View Full Version : U.S.S. Hopper shoot's down missle during test

07-31-2009, 07:16 PM
The Missile Defense Agency (MDA) and the U.S. Navy carried out a successful ballistic missile defense (BMD) test July 30 near Hawaii, shooting down a ballistic missile target and performing several tracking and engineering tests.

The firing event, dubbed Stellar Avenger, featured the destroyer Hopper, which used its Aegis BMD version 3.6 combat system to detect, track and engage a sub-scale, short-range ballistic missile target launched from the Kauai Test Facility. The Hopper shot a Standard SM-3 Block IA surface-to-air missile at the target, which was intercepted in its ascent phase about 200 miles downrange at an altitude of about 100 miles, according to the MDA. The SM-3 was in flight for about two minutes before it struck the target in a direct, body-to-body hit.

Two other ships, the destroyer O'Kane and cruiser Lake Erie, took part in the exercise.

The O'Kane, using Aegis 3.6, carried out a simulated engagement using an SM-3 Block IB missile, which features improvements including a two-color seeker for further discrimination. A live-fire exercise using the Block IB is scheduled to take place next year. Also on board the O'Kane was a prototype kill assessment system and modified Mark 99 fire control system to collect telemetry data for improved postmission analysis, according to Aegis BMD prime contractor Lockheed Martin.

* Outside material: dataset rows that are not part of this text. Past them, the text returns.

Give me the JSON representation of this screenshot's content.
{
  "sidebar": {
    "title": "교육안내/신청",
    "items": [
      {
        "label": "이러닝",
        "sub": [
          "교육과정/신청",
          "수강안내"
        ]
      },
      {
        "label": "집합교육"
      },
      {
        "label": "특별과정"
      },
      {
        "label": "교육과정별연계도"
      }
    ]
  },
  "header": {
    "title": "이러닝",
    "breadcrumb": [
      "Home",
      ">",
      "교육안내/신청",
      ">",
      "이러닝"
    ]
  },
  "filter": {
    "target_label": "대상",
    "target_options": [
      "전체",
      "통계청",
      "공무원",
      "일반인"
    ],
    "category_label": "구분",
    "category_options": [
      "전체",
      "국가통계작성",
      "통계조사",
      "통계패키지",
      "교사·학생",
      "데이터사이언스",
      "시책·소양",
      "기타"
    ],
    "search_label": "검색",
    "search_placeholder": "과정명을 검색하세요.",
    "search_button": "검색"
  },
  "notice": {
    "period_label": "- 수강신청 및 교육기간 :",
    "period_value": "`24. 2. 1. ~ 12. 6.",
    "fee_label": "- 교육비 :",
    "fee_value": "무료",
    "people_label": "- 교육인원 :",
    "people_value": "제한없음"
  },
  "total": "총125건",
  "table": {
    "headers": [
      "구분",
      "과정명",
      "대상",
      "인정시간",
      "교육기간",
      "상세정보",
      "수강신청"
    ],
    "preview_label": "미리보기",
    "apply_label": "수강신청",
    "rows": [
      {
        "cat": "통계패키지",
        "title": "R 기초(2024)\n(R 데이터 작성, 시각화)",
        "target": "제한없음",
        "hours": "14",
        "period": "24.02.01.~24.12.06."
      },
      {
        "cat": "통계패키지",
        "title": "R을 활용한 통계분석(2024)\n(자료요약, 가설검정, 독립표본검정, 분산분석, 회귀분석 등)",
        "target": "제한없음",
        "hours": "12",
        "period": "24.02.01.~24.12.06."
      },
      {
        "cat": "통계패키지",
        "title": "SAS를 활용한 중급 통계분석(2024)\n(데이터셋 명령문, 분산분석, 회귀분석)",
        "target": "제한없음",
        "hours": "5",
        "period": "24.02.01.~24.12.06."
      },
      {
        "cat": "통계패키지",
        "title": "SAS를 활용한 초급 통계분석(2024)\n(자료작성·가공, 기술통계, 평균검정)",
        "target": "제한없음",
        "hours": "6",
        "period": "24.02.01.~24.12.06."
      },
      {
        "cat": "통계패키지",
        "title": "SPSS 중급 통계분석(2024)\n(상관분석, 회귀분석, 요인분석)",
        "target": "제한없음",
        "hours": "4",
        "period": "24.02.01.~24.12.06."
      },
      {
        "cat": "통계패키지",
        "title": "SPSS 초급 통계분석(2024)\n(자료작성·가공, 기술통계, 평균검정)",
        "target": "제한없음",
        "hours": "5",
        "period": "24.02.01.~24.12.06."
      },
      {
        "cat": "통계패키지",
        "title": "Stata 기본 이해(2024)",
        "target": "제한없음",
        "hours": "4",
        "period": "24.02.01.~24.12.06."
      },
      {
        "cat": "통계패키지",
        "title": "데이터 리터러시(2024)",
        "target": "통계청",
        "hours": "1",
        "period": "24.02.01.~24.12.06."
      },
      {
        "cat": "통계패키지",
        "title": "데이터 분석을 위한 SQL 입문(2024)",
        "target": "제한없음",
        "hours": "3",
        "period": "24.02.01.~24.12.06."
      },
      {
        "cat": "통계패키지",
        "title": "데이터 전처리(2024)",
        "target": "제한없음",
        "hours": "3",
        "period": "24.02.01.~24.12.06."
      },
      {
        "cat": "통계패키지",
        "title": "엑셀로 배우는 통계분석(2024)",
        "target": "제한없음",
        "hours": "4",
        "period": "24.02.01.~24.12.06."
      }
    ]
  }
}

The Lake Erie, MDA's dedicated test ship, tried out the improved Aegis 4.0 system for the first time in a live, at-sea test. The 4.0 system features an advanced BMD signal processor with better target discrimination capability - helpful for picking out a real target in a field of decoys. The Stellar Avenger shoot allowed the ship to test and calibrate the 4.0 system in preparation for operational certification, scheduled to take place in early 2011.

A second test conducted after the initial live-fire test allowed all three ships to conduct a tracking exercise against a second ballistic missile target, with the two destroyers adding a simulated engagement portion.

The test was the first Aegis BMD exercise to feature two versions of the software in a single event, according to Lisa Callahan, Lockheed's vice president for ballistic missile defense programs.

A goal of the exercises was to test the Aegis system's ability to discern all the different parts and pieces of a ballistic missile, Nick Bucci, Lockheed's director for Aegis BMD development programs, told reporters July 29 during a pre-exercise conference call.

Three more flight tests this fall will further test the system's discrimination capabilities, Bucci added, with each test becoming more complex. The last test will "be against a pretty darn complex target," he said.

The July 30 tests also validated fixes put in place after a BMD test last November involving a missile launched from the Aegis BMD Japanese destroyer Chokai failed to intercept its target, according to MDA spokesman Chris Taylor. The improvements - which were successful in the most recent test - involved fixes to the Solid Divert Attitude Control System.

The Chokai is the second of four Japanese Aegis ships being upgraded with BMD capability. A third ship, the Myoko, is scheduled to carry out a BMD test this fall.

Eighteen U.S. ships - three cruisers and 15 destroyers - are fitted with the full Aegis BMD 3.6 capability, allowing them to detect, track and engage enemy ballistic missiles. Two cruisers and another destroyer will be fitted with 3.6 by the end of this year, Taylor said.

The 2010 defense budget request also asks to fund six additional Aegis BMD ships.


07-31-2009, 07:21 PM
Good to see we can intercept some missiles and even better to see the Japanese are also capable. In my opinion the Japanese will help counter Chinese power.

08-01-2009, 02:20 PM
A comment from Twitter I found funny

madbaldscotsman@ApacheClips I think it would be cool if we did that whenever North Korea tested a missile
about 18 hours ago from web in reply to ApacheClips